- **PROMPT**:
Look through the entries below and show every line containing the word "Enumerate".

(Data entries)
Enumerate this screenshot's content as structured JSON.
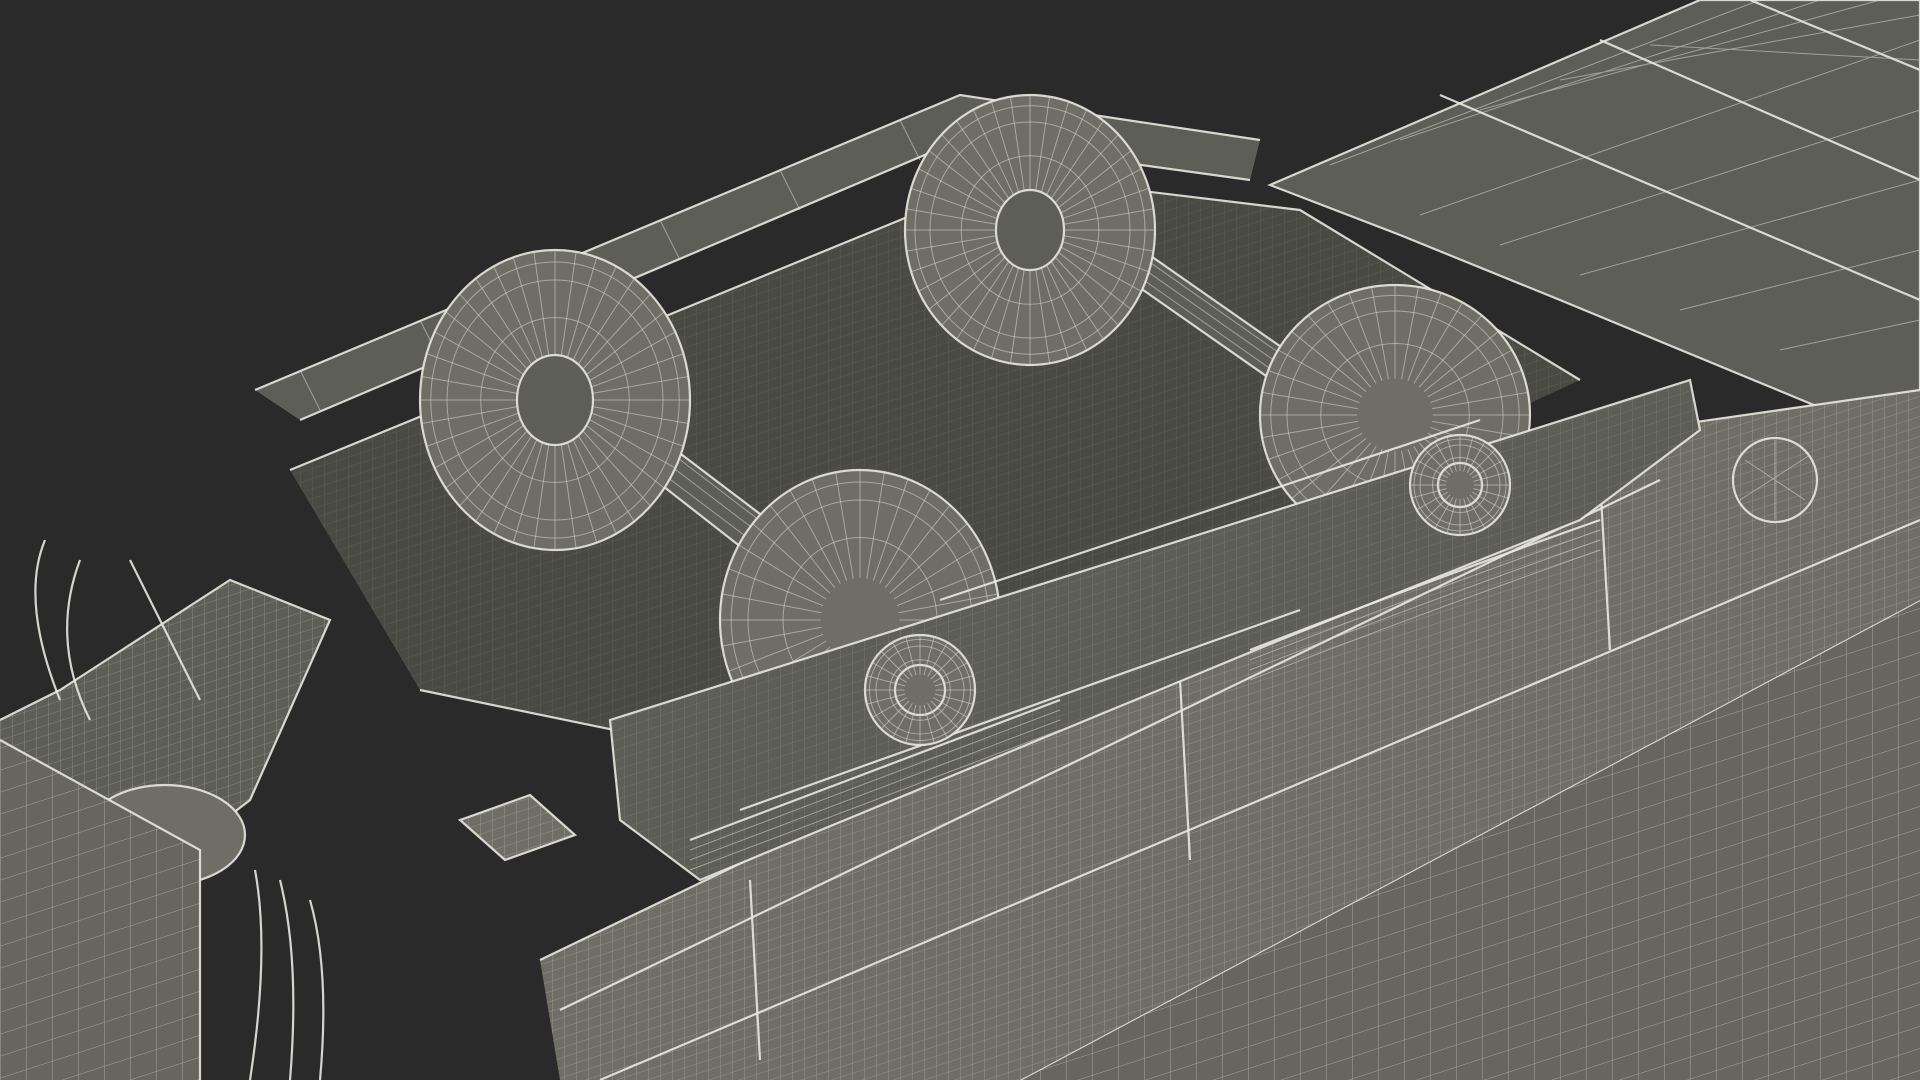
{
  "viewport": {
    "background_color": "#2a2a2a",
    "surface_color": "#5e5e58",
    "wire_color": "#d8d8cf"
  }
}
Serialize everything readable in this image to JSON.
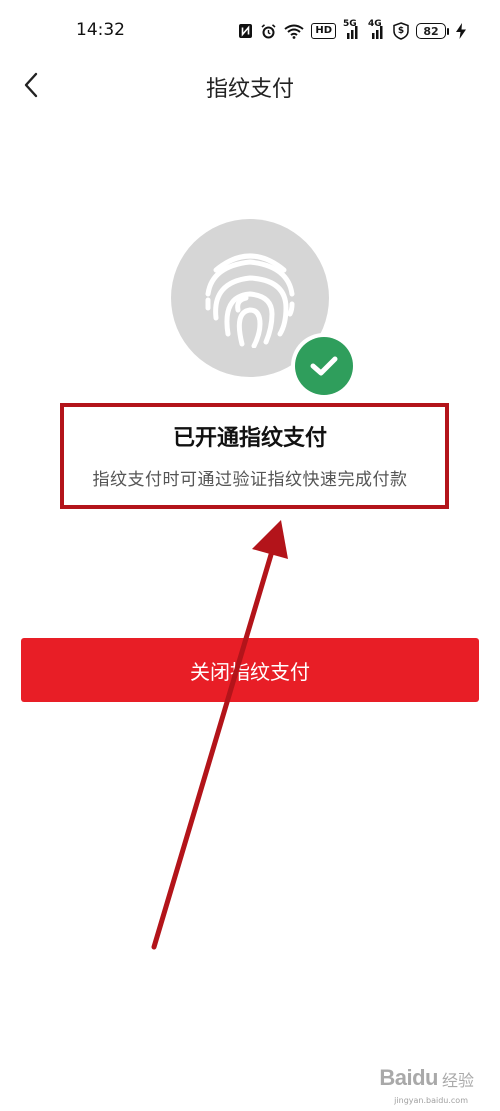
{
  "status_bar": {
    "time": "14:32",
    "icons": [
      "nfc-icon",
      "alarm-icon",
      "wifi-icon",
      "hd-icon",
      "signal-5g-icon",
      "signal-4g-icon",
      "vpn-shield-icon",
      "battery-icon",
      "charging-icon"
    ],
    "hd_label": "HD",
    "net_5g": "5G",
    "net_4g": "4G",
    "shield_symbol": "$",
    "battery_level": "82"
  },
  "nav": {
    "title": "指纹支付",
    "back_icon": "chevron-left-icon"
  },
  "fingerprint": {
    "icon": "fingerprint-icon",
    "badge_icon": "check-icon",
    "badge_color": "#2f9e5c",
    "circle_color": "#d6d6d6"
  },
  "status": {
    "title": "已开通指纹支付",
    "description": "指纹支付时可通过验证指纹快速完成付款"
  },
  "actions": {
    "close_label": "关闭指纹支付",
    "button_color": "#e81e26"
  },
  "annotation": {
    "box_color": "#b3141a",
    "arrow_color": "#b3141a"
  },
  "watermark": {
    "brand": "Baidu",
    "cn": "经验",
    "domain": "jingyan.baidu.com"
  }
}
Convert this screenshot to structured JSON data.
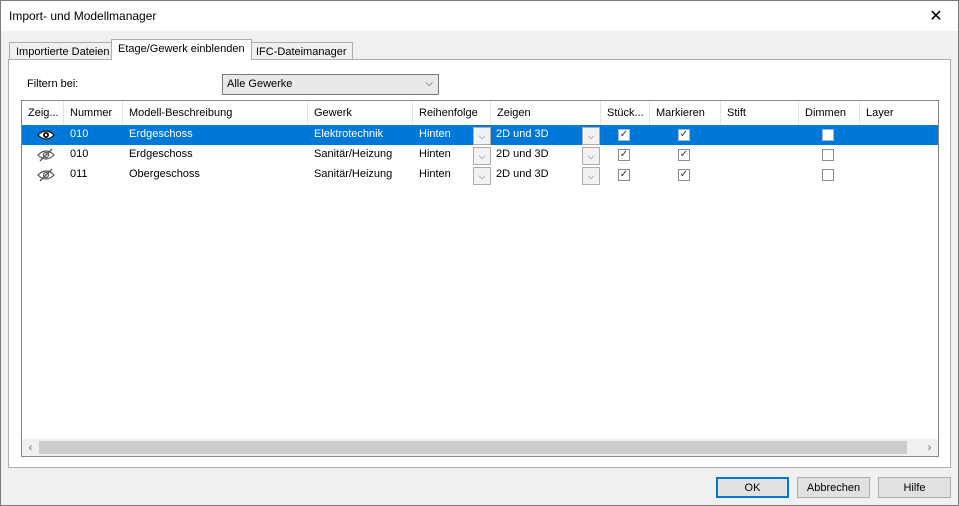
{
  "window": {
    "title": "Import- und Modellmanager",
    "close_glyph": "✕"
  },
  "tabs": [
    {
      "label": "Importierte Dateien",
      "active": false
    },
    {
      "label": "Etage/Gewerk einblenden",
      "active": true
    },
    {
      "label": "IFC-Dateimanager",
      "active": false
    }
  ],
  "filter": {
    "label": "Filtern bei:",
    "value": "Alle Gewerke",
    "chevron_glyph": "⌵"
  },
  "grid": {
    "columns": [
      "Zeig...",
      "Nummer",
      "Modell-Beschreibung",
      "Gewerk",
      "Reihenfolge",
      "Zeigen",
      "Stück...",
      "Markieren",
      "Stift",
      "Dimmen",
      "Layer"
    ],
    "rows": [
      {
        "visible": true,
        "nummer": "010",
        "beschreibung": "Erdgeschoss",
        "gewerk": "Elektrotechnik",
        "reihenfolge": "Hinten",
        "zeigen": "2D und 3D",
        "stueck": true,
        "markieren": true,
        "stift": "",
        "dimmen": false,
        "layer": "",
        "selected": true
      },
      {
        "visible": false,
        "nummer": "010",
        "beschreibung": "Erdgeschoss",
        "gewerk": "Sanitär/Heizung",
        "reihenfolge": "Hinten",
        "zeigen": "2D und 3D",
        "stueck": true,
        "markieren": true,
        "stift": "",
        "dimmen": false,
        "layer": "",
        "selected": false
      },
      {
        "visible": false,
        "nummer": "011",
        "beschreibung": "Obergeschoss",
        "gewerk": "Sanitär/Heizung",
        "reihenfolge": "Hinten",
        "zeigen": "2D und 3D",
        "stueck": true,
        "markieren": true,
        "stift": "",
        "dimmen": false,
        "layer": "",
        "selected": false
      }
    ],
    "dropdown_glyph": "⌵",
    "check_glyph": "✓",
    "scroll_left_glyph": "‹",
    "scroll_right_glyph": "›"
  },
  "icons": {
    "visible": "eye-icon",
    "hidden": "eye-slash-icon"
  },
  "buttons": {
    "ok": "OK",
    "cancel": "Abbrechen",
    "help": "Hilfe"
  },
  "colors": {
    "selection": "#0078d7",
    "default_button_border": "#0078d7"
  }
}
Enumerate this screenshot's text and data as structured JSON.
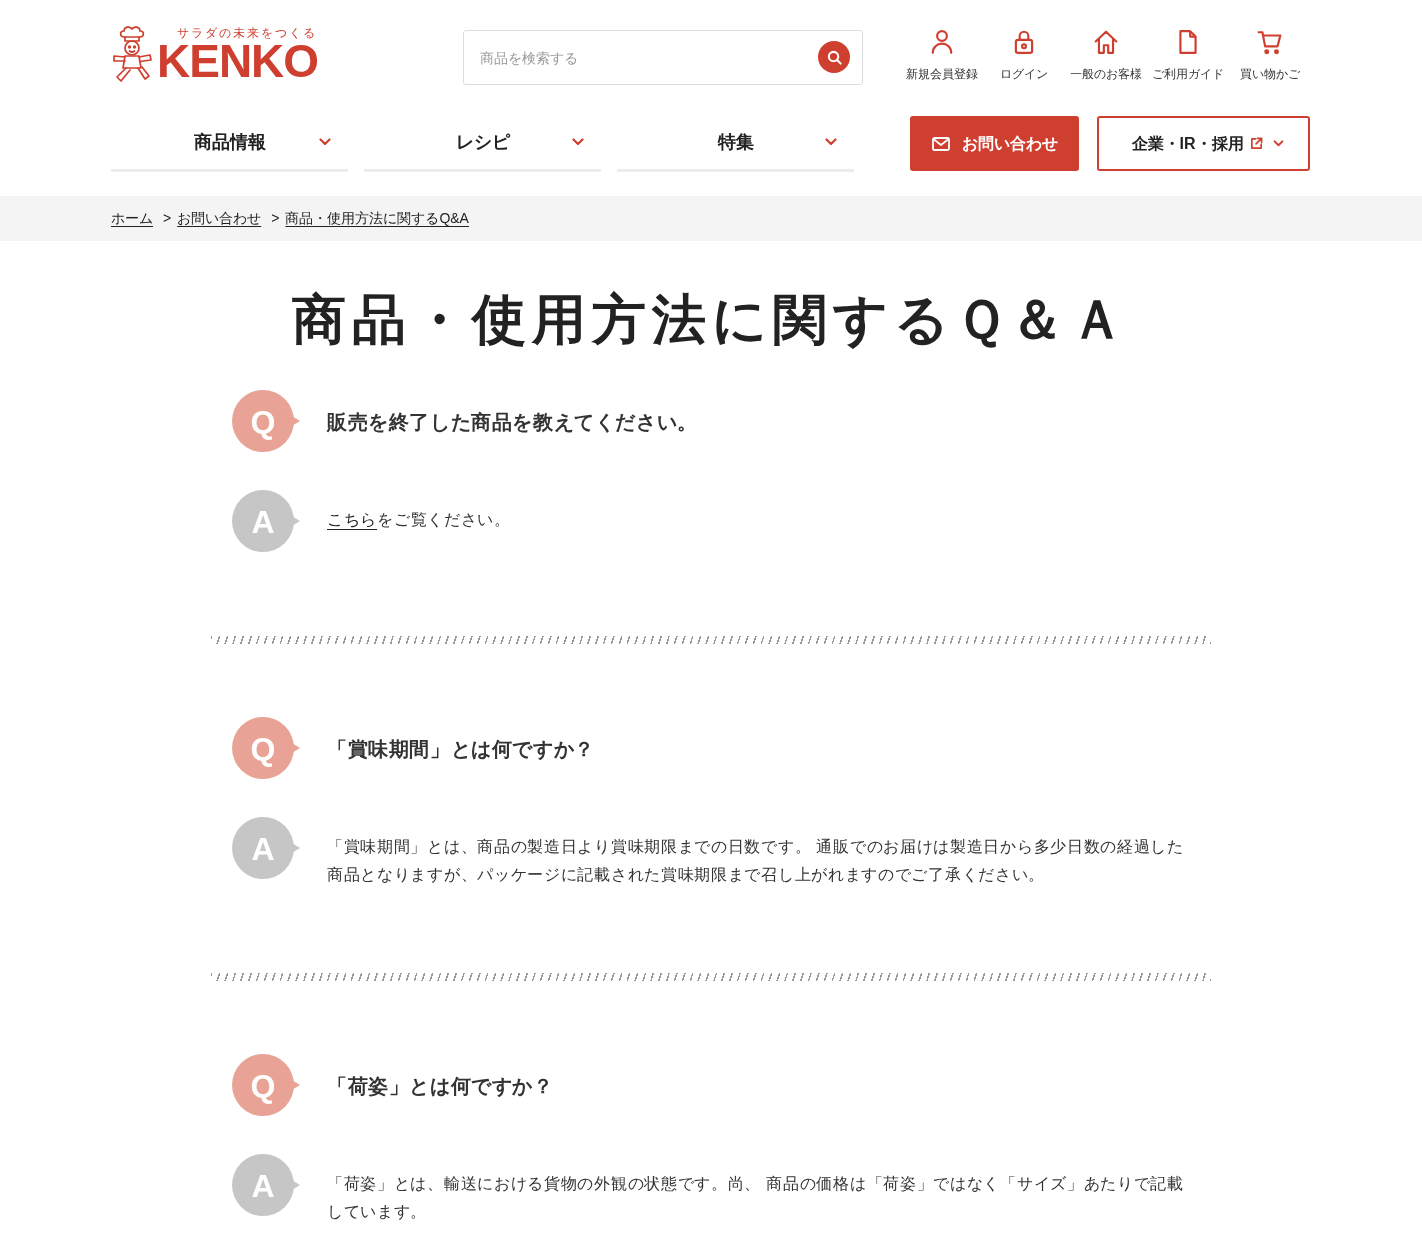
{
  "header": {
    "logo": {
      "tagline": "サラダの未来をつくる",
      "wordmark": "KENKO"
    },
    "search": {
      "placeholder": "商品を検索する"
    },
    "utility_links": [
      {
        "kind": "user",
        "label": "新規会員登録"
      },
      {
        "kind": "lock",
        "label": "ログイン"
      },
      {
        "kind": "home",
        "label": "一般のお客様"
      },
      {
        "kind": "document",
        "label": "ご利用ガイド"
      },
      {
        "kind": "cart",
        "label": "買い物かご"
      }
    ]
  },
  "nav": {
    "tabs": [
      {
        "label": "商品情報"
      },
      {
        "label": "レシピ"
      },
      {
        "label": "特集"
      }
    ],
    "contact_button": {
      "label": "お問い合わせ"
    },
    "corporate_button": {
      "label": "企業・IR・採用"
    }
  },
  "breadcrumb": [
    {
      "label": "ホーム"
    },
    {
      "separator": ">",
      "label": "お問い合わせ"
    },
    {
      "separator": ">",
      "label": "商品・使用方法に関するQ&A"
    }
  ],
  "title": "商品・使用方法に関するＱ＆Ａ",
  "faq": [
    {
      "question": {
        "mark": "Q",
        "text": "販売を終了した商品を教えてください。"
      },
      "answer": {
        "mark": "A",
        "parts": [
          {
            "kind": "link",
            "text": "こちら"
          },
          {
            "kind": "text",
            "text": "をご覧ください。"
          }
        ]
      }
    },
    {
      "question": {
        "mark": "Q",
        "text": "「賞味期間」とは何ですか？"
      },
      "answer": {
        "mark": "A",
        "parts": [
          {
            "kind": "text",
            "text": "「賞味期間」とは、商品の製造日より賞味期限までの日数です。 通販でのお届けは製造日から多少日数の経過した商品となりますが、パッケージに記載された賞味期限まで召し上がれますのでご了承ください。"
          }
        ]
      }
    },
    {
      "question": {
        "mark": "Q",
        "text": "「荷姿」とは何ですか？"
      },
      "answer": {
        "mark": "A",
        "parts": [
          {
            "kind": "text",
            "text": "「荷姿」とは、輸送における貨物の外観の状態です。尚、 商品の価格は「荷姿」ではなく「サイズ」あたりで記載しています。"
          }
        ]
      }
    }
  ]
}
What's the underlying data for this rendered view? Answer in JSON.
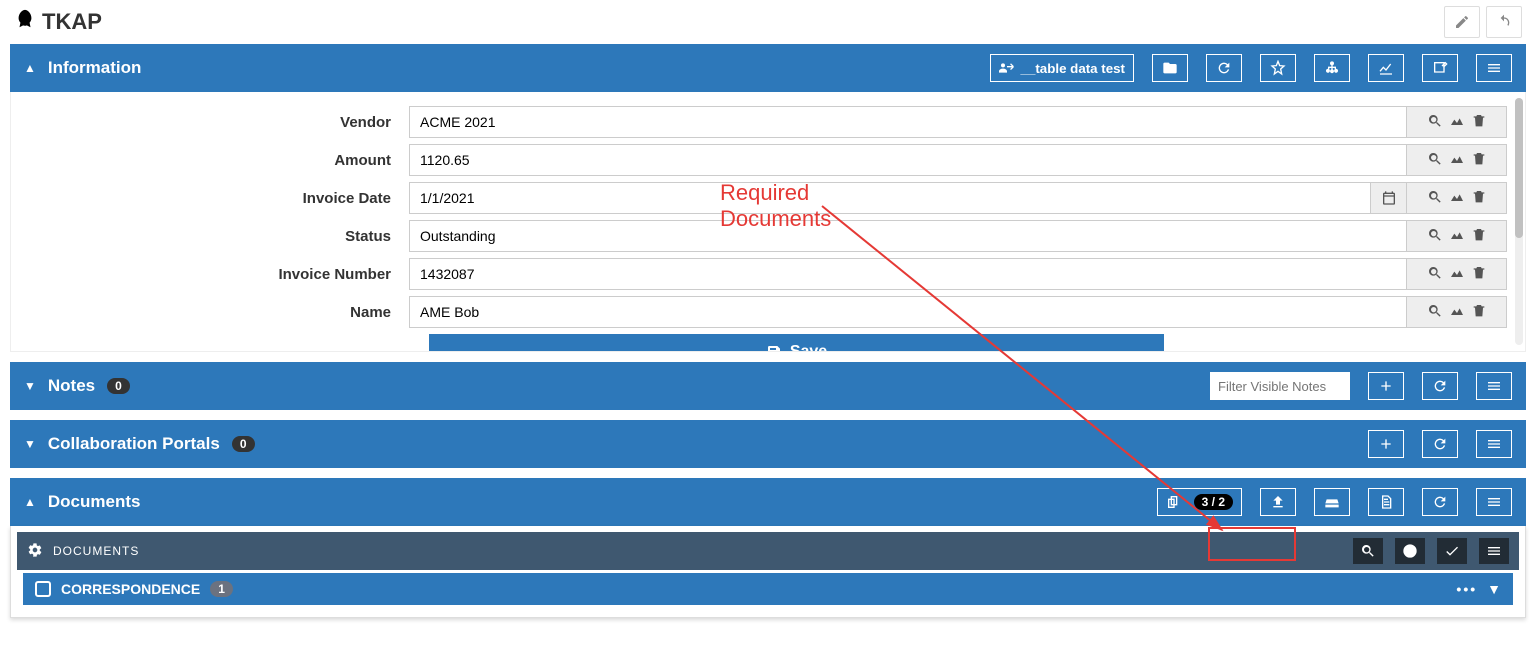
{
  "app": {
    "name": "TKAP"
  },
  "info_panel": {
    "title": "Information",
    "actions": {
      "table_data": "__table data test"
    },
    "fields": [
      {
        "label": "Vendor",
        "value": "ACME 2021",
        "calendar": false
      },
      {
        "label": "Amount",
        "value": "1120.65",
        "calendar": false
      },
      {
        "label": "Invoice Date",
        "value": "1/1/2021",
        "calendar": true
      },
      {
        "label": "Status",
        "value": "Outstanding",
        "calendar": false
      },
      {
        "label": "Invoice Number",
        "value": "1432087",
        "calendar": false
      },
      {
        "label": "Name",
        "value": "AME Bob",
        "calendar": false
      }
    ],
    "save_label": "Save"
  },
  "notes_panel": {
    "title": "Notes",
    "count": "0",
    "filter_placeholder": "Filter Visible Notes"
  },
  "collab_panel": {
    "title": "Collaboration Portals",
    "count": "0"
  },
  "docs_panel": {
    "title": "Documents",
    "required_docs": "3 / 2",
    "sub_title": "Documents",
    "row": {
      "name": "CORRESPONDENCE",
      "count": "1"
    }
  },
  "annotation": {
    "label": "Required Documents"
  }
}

- **SOLUTION FOR THIS PROBLEM**:
Enumerate this screenshot's content as structured JSON.
Enumerate this screenshot's text and data as structured JSON.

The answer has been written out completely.